First Light Images

Mosaic image of The Netherlands created using three Sentinel-1 scans in March 2015.
Data Courtesy of Copernicus Sentinel data (2015)/ESA.

Two of the satellites launched on 12th January by the Indian Space Research Organization (ISRO) have released their first images. We wrote about the launch two weeks ago, and wanted to follow up on their initial outputs.

The first is the exciting ICEYE-X1, which is both the world’s first synthetic-aperture radar (SAR) microsatellite and Finland’s first commercial satellite. We currently use Sentinel-1 SAR imagery for some of Pixalytics flooding and water extent mapping products and so are really interested to see what this satellite produces.

One of the key advantages of radar satellites over optical ones is that they can capture images both during day and night, and are not hampered by the presence of clouds.  However, using a different part of the electromagnetic spectrum to optical satellites means that although it is black and white image it’s sometimes easier to distinguish objects within it.

Zoomed in portion of Netherlands mosaic image created using three Sentinel-1 scans in March 2015.
Data Courtesy of Copernicus Sentinel data (2015)/ESA.

For example, the image to the left is a zoomed in portion of Sentinel-1 mosaic of the Netherlands acquired in March 2015 where you can clearly see couple of off-shore windfarms.

Sentinel-1 is a twin satellite constellation and uses a C-Band SAR on board two identical satellites. Over land it captures data in an Interferometric Wide swath mode, which means it takes three scans and then combines them into a single image. Each scan has a width of 250 km and a spatial resolution of 5 m x 20 m, with a six day repeat cycle for an area of land.

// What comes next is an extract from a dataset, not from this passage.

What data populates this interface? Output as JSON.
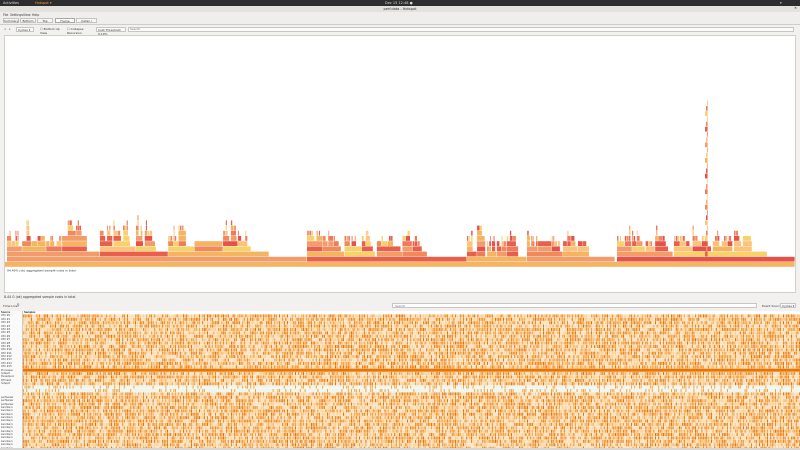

In comparison, ICEYE-X1 produced its first image with a spatial resolution of 10 m, and it’s hoped to reduce this down to 3 m. It issued its first image on Monday 15th January, three days after launch, showing part of Alaska, including the Noatak National Preserve, with a ground coverage of approximately 80 km by 40 km. The image can be seen here.

ICEYE-X1 weighs in at under a 100 kg, which is less than a twentieth of Sentinel-1 which weighed in at 2 300kg. This size reduction produces a high reduction in the cost too, with estimates suggesting it only cost ICEYE around a hundredth of the €270 million price of the second Sentinel-1 satellite.

By 2020 ICEYE is hoping to establish a global imaging constellation of six SAT microsatellites that will be able to acquire multiple images of the same location on Earth each day. After this, the company has ambitions of launching 18 SAR-enabled microsatellites to bring reliable high temporal-resolution images which would enable every point on the Earth to be captured eight times a day.

Cartosat-2F also sent its first image on the 15th January. The image, which can be found here, is of the city of Indore, in the Indian state of Madhya Pradesh. The Holkar Stadium is tagged in the centre, a venue which has previously hosted test Cricket. The satellite carries a high resolution multi-spectral imager with 1 m spatial resolution and a swath width of 10 km.

It is the seventh satellite in the Cartosat series which began in 2007, the others are:

  • Cartosat 2 launched on 10th January 2007
  • Cartosat 2A launched on 28th April 2008
  • Cartosat 2B launched on 12th July 2010
  • Cartosat 2C launched on 22nd June 2016
  • Cartosat 2D launched on 15th February 2017
  • Cartosat 2E launched on 23rd June 2017

These two satellites are just at the start of their journey, and it will be interesting to see what amazing images they capture in the future.